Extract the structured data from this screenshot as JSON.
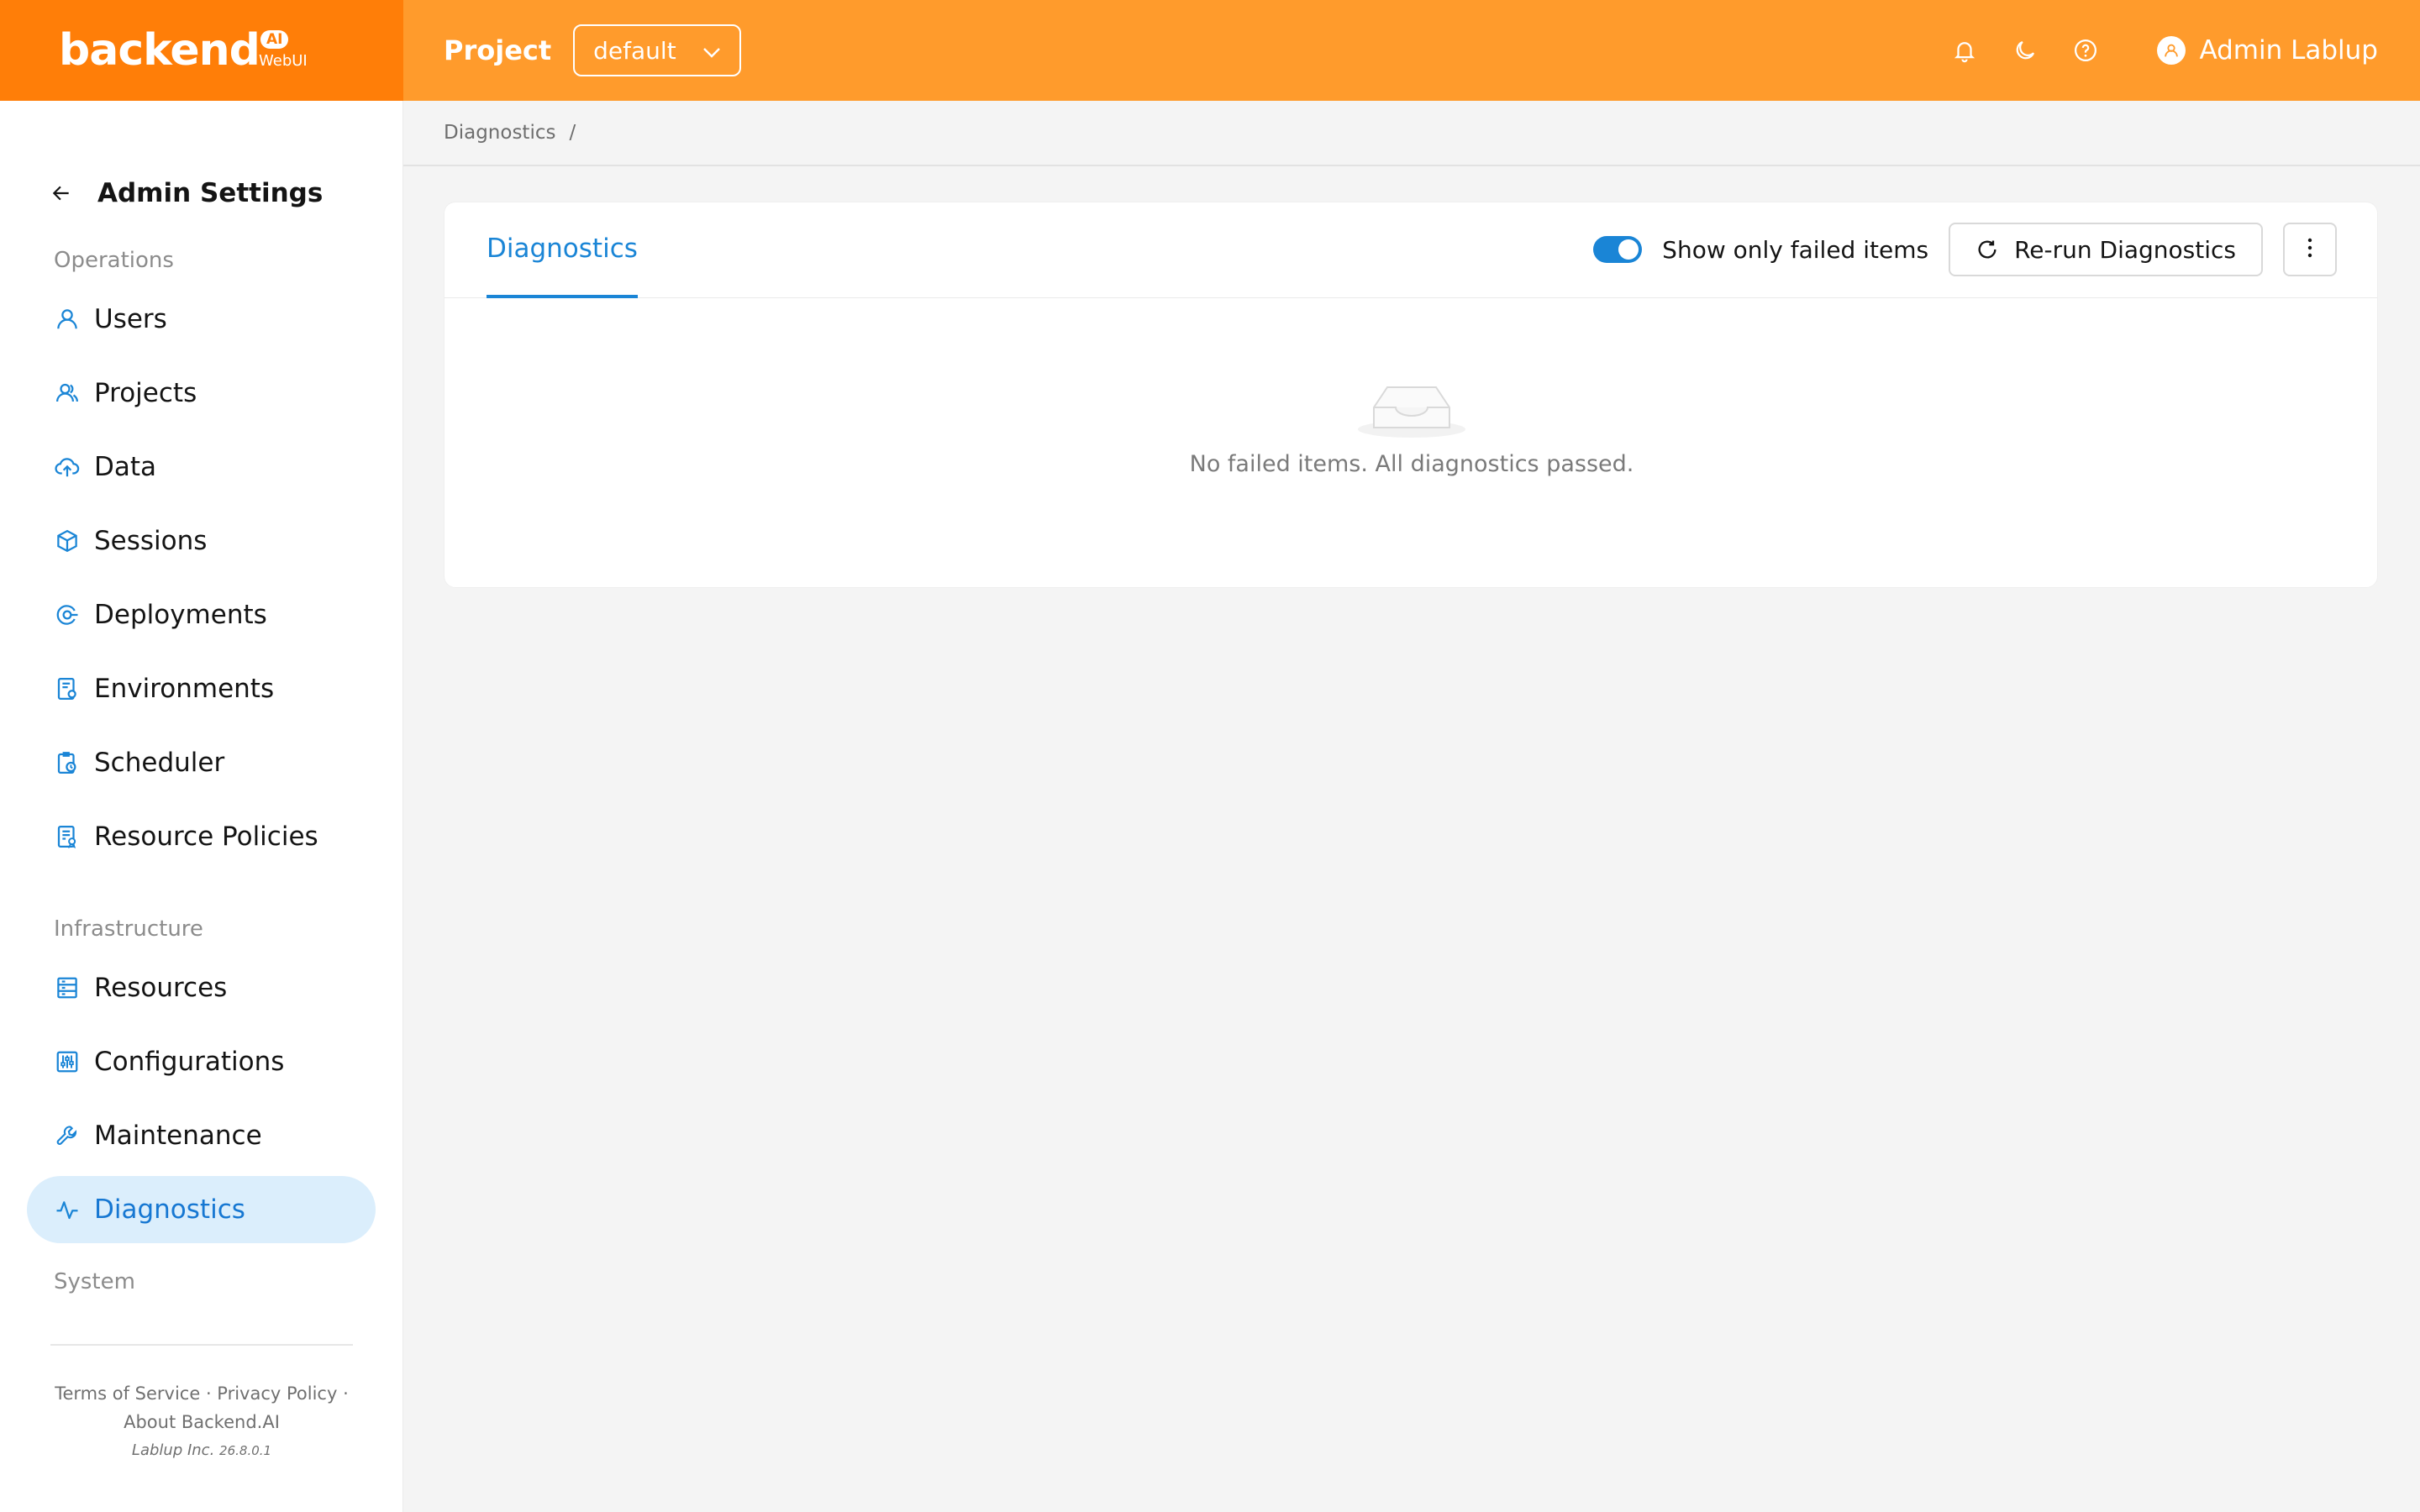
{
  "header": {
    "logo_text": "backend",
    "logo_badge": "AI",
    "logo_sub": "WebUI",
    "project_label": "Project",
    "project_value": "default",
    "user_name": "Admin Lablup",
    "icons": [
      "bell-icon",
      "moon-icon",
      "help-icon",
      "user-icon"
    ]
  },
  "sidebar": {
    "title": "Admin Settings",
    "sections": {
      "operations": "Operations",
      "infrastructure": "Infrastructure",
      "system": "System"
    },
    "items": [
      {
        "label": "Users",
        "icon": "user-icon"
      },
      {
        "label": "Projects",
        "icon": "team-icon"
      },
      {
        "label": "Data",
        "icon": "cloud-upload-icon"
      },
      {
        "label": "Sessions",
        "icon": "cube-icon"
      },
      {
        "label": "Deployments",
        "icon": "deploy-icon"
      },
      {
        "label": "Environments",
        "icon": "environment-icon"
      },
      {
        "label": "Scheduler",
        "icon": "scheduler-icon"
      },
      {
        "label": "Resource Policies",
        "icon": "policy-icon"
      },
      {
        "label": "Resources",
        "icon": "server-icon"
      },
      {
        "label": "Configurations",
        "icon": "sliders-icon"
      },
      {
        "label": "Maintenance",
        "icon": "wrench-icon"
      },
      {
        "label": "Diagnostics",
        "icon": "pulse-icon",
        "active": true
      }
    ],
    "footer": {
      "links": "Terms of Service · Privacy Policy ·",
      "about": "About Backend.AI",
      "company": "Lablup Inc.",
      "version": "26.8.0.1"
    }
  },
  "breadcrumb": {
    "current": "Diagnostics",
    "separator": "/"
  },
  "card": {
    "tab_label": "Diagnostics",
    "toggle_label": "Show only failed items",
    "toggle_on": true,
    "rerun_label": "Re-run Diagnostics",
    "empty_text": "No failed items. All diagnostics passed."
  },
  "colors": {
    "header": "#ff9b2c",
    "logo_bg": "#ff7e08",
    "accent": "#1a85d6",
    "active_bg": "#dbeefc"
  }
}
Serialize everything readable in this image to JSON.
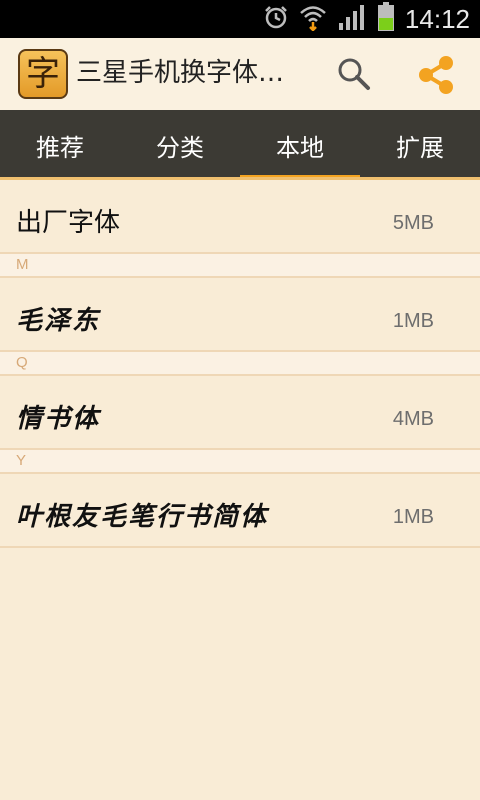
{
  "status_bar": {
    "time": "14:12",
    "icons": [
      "alarm-icon",
      "wifi-icon",
      "signal-icon",
      "battery-icon"
    ]
  },
  "app_bar": {
    "icon_glyph": "字",
    "title": "三星手机换字体…",
    "actions": [
      "search-icon",
      "share-icon"
    ]
  },
  "tabs": [
    {
      "label": "推荐",
      "active": false
    },
    {
      "label": "分类",
      "active": false
    },
    {
      "label": "本地",
      "active": true
    },
    {
      "label": "扩展",
      "active": false
    }
  ],
  "list": {
    "items": [
      {
        "name": "出厂字体",
        "size": "5MB"
      },
      {
        "section": "M"
      },
      {
        "name": "毛泽东",
        "size": "1MB"
      },
      {
        "section": "Q"
      },
      {
        "name": "情书体",
        "size": "4MB"
      },
      {
        "section": "Y"
      },
      {
        "name": "叶根友毛笔行书简体",
        "size": "1MB"
      }
    ]
  },
  "colors": {
    "background": "#f9ecd6",
    "tab_bar": "#3c3a34",
    "accent": "#f3a321",
    "divider": "#efd7b6",
    "section_letter": "#d7a978"
  }
}
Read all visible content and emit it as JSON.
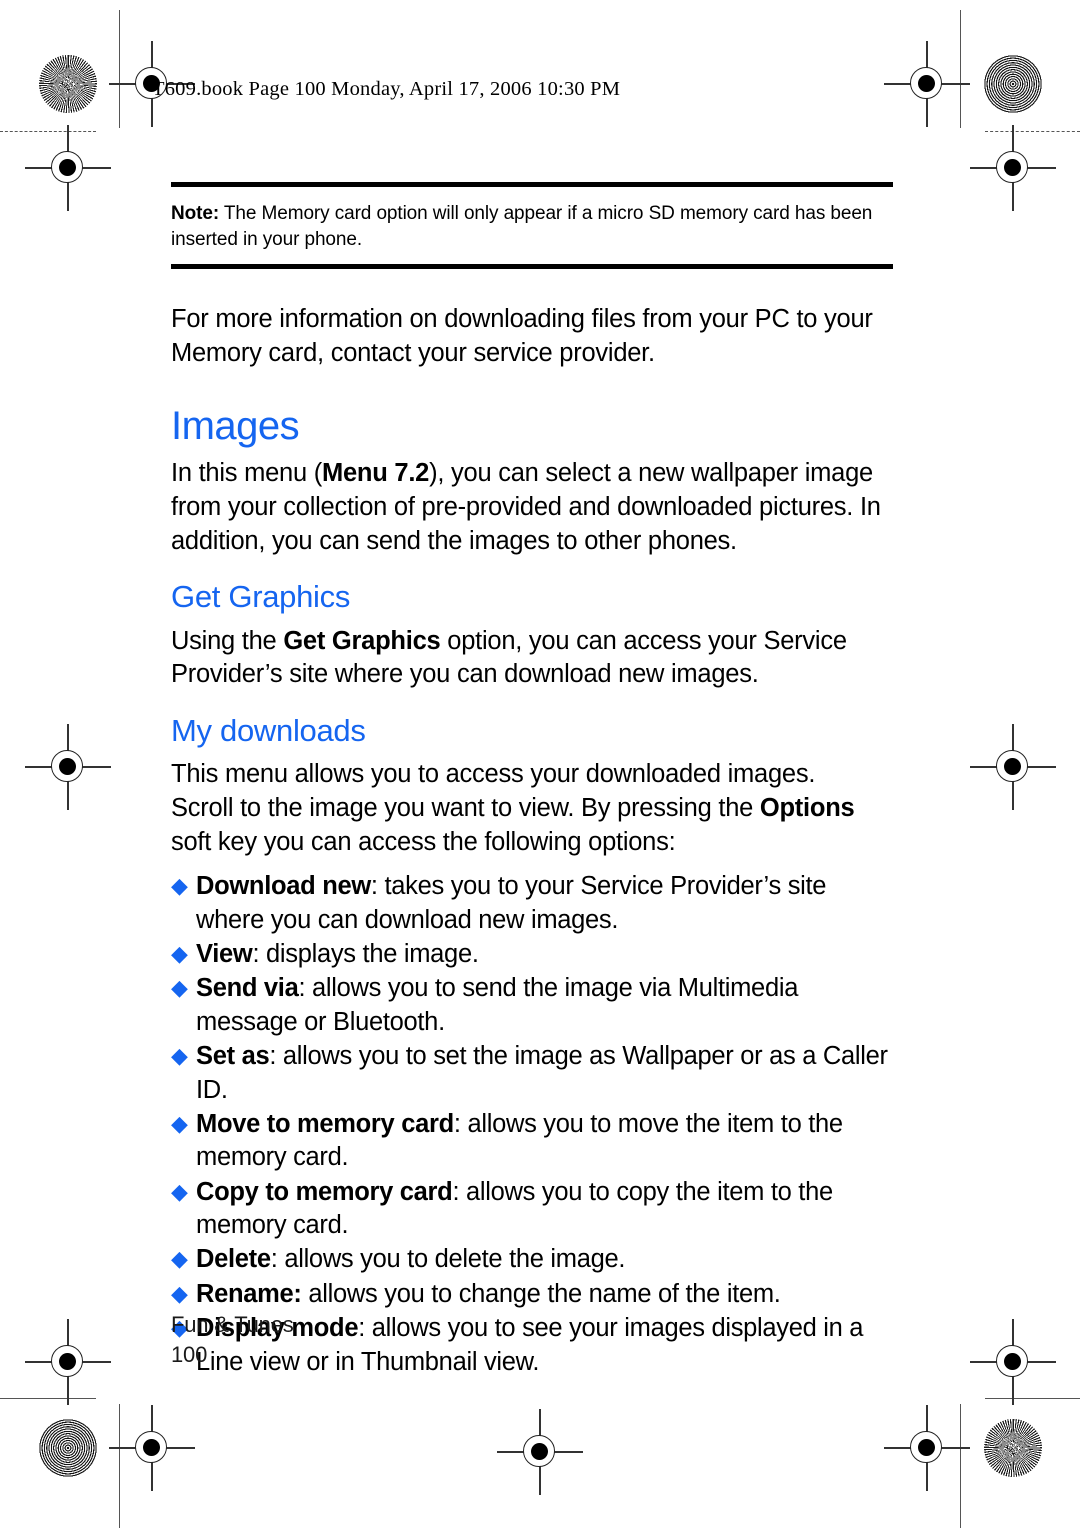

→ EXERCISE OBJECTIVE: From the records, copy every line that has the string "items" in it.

→ TASK OUTPUT:
    "items": [
    "toggle_label": "Show only failed items",
    "empty_text": "No failed items. All diagnostics passed."
    "items": [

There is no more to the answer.